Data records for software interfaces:
-- -- --
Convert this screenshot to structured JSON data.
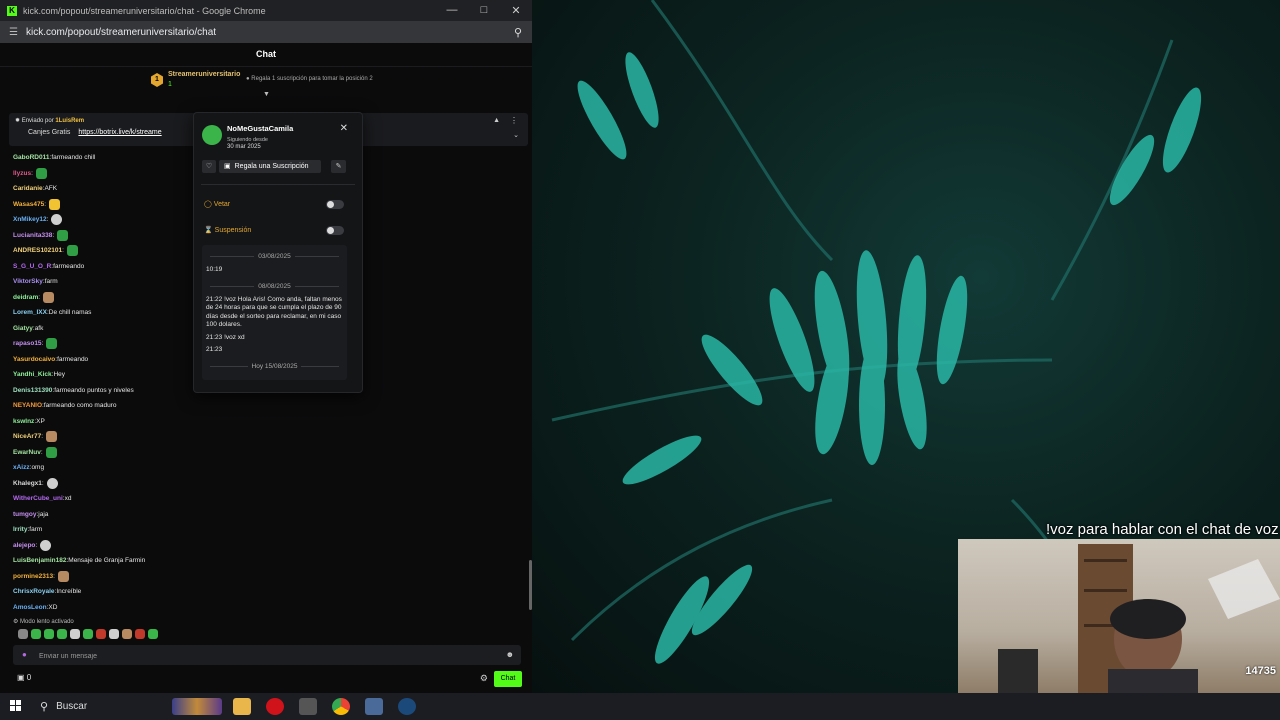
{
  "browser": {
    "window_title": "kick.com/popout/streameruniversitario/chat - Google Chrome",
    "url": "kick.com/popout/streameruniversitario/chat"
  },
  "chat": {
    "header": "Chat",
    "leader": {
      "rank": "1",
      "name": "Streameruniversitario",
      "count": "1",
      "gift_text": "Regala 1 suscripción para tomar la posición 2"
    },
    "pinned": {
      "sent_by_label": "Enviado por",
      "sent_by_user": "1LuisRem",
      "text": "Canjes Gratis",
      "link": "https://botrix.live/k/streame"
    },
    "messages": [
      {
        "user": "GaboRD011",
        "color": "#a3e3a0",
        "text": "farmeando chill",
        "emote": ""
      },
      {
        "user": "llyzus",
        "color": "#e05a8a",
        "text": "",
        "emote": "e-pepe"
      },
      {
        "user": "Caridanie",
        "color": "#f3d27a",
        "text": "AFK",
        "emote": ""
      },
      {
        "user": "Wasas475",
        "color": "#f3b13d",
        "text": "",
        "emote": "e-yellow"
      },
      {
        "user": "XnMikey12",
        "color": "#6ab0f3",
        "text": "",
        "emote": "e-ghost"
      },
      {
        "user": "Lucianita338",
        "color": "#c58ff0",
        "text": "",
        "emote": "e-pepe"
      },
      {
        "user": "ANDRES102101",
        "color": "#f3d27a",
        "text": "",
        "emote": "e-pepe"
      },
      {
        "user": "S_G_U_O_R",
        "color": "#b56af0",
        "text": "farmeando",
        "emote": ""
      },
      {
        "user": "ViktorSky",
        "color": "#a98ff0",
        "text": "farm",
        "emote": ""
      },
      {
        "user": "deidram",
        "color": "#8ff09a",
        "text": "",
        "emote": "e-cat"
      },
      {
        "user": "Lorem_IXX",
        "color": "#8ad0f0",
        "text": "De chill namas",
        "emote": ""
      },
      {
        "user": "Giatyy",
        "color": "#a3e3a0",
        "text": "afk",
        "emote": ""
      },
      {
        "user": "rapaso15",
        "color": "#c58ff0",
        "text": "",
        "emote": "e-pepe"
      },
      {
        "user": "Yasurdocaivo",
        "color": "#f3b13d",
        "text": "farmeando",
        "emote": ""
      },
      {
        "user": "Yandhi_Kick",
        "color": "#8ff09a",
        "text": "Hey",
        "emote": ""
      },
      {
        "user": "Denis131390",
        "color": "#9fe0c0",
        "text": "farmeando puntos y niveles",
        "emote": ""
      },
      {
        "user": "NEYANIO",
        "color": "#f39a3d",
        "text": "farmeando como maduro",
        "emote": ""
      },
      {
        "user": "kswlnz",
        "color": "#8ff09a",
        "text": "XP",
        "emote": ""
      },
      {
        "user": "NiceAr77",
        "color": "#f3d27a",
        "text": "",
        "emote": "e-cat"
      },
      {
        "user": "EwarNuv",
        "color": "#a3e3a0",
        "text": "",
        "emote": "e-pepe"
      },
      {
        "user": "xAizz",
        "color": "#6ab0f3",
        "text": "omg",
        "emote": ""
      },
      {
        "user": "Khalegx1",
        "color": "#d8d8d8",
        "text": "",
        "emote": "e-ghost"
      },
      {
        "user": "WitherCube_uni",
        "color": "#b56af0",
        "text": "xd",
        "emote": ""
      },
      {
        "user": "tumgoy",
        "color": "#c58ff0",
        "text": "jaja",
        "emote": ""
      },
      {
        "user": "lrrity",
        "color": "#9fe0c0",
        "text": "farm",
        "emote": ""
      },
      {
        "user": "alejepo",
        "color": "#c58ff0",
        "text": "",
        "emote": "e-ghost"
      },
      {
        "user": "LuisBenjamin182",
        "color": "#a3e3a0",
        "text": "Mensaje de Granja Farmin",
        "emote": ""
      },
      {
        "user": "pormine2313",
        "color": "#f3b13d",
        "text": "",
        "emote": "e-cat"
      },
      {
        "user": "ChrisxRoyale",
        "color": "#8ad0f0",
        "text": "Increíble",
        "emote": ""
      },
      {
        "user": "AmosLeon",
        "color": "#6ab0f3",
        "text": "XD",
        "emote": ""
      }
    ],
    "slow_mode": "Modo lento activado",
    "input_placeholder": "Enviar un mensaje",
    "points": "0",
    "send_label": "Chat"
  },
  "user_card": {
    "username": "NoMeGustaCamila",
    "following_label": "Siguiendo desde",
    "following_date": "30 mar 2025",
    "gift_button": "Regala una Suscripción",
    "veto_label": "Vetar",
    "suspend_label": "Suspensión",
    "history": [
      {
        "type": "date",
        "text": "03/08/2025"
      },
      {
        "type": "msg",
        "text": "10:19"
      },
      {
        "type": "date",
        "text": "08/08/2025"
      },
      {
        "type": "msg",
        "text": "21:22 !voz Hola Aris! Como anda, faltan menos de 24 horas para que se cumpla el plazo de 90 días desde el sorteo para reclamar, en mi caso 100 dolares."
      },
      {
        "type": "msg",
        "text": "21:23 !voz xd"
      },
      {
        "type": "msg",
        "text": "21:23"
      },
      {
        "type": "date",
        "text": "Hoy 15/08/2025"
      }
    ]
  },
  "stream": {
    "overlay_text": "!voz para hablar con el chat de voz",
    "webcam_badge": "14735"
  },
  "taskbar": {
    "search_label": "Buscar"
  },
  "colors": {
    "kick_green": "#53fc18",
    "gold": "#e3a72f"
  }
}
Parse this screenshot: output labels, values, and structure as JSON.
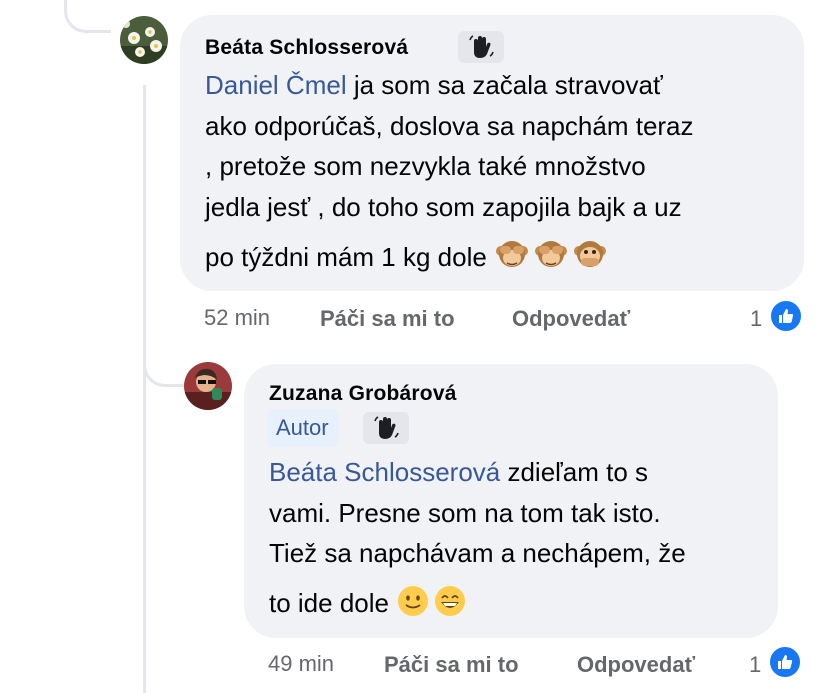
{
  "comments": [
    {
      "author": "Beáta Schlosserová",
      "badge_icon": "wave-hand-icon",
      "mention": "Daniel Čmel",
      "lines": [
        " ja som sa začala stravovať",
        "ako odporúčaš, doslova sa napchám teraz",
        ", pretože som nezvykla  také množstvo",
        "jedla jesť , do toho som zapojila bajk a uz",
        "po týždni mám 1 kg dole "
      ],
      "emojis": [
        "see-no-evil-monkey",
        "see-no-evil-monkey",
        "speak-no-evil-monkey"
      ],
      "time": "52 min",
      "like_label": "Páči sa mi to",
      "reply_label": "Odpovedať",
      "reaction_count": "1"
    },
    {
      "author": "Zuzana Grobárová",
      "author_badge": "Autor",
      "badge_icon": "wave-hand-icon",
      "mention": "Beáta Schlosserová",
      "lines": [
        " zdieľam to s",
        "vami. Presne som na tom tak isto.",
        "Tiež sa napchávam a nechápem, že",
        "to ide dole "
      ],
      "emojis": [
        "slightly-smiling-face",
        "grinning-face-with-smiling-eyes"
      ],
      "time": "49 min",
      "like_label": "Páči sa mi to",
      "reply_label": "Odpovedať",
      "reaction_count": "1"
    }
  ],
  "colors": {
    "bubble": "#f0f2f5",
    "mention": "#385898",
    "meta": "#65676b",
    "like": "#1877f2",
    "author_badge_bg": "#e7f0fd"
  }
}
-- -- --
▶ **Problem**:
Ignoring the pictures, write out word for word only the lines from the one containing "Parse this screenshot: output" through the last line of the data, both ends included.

▶ **Finished exercise**:
Parse this screenshot: output labels, values, and structure as JSON.
{
  "comments": [
    {
      "author": "Beáta Schlosserová",
      "badge_icon": "wave-hand-icon",
      "mention": "Daniel Čmel",
      "lines": [
        " ja som sa začala stravovať",
        "ako odporúčaš, doslova sa napchám teraz",
        ", pretože som nezvykla  také množstvo",
        "jedla jesť , do toho som zapojila bajk a uz",
        "po týždni mám 1 kg dole "
      ],
      "emojis": [
        "see-no-evil-monkey",
        "see-no-evil-monkey",
        "speak-no-evil-monkey"
      ],
      "time": "52 min",
      "like_label": "Páči sa mi to",
      "reply_label": "Odpovedať",
      "reaction_count": "1"
    },
    {
      "author": "Zuzana Grobárová",
      "author_badge": "Autor",
      "badge_icon": "wave-hand-icon",
      "mention": "Beáta Schlosserová",
      "lines": [
        " zdieľam to s",
        "vami. Presne som na tom tak isto.",
        "Tiež sa napchávam a nechápem, že",
        "to ide dole "
      ],
      "emojis": [
        "slightly-smiling-face",
        "grinning-face-with-smiling-eyes"
      ],
      "time": "49 min",
      "like_label": "Páči sa mi to",
      "reply_label": "Odpovedať",
      "reaction_count": "1"
    }
  ],
  "colors": {
    "bubble": "#f0f2f5",
    "mention": "#385898",
    "meta": "#65676b",
    "like": "#1877f2",
    "author_badge_bg": "#e7f0fd"
  }
}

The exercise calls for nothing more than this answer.